[New Testament in Middle English]. Manuscript on vellum.
[England: possibly London, c. 1400–1425]. (Prothro B-281)

One of Bridwell Library's great treasures, this Wycliffite manuscript was donated by Elizabeth Perkins Prothro in 1996. The high esteem given to the book by its late sixteenth-century owner is attested by its fine gilt calfskin binding. The ornate centerpiece block, dotted background, elegant cornerpieces, and the leafy hatched tool that extends out of the centerpiece indicate that it may be the work of the still-unidentified “MacDurnan Gospels Binder” (named after a famous binding at Lambeth Palace). Active from the 1560s to the late 1580s, this binder was favored by the wealthiest of English patrons, including Elizabeth I.

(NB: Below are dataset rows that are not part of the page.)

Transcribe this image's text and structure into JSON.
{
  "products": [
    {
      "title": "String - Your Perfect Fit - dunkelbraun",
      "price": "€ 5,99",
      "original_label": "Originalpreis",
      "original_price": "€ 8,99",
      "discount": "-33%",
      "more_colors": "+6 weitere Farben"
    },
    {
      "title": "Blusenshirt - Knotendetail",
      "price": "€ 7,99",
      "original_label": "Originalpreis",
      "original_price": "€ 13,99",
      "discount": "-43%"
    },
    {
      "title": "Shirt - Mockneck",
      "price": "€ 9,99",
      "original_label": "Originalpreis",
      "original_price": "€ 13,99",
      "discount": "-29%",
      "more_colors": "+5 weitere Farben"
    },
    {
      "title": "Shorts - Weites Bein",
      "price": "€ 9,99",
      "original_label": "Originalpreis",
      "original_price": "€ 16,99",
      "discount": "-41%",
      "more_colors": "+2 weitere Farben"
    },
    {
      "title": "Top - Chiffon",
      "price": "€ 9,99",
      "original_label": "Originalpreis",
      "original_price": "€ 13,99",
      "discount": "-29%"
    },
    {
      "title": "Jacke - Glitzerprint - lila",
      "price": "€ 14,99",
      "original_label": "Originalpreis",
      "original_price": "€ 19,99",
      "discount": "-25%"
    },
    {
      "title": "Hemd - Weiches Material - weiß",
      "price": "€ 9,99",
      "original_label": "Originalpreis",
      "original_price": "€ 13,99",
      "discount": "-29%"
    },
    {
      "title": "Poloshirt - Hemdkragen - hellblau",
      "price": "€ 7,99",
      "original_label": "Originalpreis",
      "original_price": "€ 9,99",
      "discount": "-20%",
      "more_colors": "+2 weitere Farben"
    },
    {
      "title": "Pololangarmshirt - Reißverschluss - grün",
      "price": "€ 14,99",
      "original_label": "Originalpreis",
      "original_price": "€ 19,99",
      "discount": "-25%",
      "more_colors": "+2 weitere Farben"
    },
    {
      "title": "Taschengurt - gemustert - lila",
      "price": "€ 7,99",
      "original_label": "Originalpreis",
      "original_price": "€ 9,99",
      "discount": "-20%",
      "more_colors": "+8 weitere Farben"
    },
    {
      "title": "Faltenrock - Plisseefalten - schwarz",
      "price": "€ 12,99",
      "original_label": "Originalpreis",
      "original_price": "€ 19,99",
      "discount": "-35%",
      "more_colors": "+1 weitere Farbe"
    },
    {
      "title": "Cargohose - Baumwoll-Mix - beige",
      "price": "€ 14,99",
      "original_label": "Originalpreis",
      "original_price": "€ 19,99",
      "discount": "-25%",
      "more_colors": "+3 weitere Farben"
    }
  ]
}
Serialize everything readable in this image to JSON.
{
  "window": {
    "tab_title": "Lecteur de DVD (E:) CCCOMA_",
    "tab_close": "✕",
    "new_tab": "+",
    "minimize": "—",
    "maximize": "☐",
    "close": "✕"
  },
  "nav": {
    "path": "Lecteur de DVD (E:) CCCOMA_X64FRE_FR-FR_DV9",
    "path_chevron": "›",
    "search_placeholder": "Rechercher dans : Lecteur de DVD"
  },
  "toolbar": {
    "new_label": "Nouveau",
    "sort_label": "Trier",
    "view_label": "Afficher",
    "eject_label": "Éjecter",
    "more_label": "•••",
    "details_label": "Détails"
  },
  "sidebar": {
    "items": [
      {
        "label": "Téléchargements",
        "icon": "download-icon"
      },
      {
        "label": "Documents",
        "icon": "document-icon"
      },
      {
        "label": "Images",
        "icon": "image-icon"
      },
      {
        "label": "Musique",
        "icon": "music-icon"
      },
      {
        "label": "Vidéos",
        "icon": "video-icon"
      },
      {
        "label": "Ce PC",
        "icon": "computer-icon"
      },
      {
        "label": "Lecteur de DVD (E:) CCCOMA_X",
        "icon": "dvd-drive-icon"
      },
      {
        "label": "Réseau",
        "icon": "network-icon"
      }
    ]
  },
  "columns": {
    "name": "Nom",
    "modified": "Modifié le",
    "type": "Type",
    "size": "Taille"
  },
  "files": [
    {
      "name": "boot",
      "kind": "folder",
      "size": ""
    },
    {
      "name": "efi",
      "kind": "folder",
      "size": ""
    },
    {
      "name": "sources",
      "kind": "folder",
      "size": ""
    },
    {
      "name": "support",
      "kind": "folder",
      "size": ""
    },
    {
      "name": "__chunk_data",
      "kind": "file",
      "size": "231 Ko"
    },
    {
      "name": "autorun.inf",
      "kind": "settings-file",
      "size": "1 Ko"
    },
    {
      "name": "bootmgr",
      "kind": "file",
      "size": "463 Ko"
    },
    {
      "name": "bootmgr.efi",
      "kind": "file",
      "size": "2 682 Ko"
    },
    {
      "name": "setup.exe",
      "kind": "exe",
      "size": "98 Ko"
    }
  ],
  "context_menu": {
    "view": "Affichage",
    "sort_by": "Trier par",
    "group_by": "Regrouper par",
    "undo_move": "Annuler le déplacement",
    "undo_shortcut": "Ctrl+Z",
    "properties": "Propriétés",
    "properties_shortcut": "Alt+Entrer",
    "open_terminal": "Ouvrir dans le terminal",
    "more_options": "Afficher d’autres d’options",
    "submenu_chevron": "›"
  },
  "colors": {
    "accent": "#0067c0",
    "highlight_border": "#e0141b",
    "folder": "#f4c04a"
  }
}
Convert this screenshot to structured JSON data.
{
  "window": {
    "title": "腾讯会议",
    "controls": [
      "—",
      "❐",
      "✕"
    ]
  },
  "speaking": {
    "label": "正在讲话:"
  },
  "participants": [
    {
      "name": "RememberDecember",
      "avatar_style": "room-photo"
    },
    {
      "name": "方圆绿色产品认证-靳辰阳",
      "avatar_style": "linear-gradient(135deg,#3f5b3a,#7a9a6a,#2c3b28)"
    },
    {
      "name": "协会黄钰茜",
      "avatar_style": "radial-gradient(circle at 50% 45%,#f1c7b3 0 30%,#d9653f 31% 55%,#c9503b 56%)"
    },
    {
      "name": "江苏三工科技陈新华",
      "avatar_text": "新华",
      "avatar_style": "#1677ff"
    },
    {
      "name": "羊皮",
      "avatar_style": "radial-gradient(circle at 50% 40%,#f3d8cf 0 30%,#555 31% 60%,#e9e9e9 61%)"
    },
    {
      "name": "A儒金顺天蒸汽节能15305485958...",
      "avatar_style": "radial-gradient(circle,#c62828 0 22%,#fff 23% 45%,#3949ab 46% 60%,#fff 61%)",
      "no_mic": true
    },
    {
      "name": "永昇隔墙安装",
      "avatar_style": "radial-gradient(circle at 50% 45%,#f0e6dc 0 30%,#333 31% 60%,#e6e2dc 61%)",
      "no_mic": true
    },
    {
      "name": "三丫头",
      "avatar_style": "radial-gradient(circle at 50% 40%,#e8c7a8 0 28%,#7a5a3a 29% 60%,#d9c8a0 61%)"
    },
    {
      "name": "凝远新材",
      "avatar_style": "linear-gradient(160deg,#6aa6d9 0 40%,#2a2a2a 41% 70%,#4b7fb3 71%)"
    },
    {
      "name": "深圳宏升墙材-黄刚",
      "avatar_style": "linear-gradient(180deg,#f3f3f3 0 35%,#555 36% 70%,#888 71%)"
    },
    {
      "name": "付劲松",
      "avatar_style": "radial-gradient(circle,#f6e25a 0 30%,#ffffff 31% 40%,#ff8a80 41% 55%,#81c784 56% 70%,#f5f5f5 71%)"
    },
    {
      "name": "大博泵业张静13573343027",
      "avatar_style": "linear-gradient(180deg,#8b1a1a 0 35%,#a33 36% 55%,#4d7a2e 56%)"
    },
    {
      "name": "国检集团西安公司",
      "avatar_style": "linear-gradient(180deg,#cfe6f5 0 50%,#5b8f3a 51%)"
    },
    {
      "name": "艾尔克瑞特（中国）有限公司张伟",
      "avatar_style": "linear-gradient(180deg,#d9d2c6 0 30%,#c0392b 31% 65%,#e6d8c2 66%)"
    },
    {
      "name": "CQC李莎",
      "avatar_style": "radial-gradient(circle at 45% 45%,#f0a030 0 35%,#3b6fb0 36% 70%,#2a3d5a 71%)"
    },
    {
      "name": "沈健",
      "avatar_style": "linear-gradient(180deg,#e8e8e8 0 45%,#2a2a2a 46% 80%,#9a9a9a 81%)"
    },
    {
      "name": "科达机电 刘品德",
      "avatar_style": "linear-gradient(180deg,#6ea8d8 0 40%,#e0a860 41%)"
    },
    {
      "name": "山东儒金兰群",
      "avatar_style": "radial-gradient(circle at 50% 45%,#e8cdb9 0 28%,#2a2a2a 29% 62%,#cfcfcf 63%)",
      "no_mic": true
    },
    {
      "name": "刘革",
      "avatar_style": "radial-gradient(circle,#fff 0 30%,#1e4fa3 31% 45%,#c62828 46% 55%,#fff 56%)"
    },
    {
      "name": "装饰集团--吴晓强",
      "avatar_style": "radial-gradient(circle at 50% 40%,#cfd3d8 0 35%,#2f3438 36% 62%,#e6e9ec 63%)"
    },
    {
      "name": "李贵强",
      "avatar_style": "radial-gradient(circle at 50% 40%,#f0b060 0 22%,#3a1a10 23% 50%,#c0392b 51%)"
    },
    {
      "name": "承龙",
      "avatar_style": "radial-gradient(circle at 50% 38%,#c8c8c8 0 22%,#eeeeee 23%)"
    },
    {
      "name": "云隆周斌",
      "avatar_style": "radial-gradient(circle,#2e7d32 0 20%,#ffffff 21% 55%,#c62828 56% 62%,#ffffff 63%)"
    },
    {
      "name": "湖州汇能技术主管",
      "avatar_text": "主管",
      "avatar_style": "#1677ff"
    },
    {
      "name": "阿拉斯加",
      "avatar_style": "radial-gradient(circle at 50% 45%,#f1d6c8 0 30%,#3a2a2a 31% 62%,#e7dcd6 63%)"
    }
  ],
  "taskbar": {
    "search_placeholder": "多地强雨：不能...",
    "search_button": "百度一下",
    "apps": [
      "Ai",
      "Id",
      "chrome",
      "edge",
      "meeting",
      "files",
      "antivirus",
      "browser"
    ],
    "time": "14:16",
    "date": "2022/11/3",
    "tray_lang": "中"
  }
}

Dr. Stephen Shepherd, formerly Associate Professor of English at SMU, has suggested an identification for the owner whose initials “HS” appear on the upper cover: the English scholar Sir Henry Spelman (c. 1564–1641), noted for his large collection of medieval texts and his expertise in the languages and ecclesiastical laws of pre-Reformation England. The key to this identification is the contemporary signature of “Worm,” written within the manuscript. Spelman corresponded regularly with Dr. Olë Worm (1588–1654), Professor of Latin, Greek, Physics, and Medicine at the University of Copenhagen, who often advised Spelman on Anglo-Saxon etymologies and interpretations. Letters from Worm to Spelman also show that they often sent each other books as gifts. It is therefore possible that this Wycliffite manuscript was a gift from Spelman to Worm, from one Protestant antiquarian to another.

<a href="/items/browse?advanced%5B0%5D%5Belement_id%5D=50&advanced%5B0%5D%5Btype%5D=is+exactly&advanced%5B0%5D%5Bterms%5D=Prothro+B-281">Prothro B-281</a>
The Sixteenth Century
"MacDurnan Gospels Binder"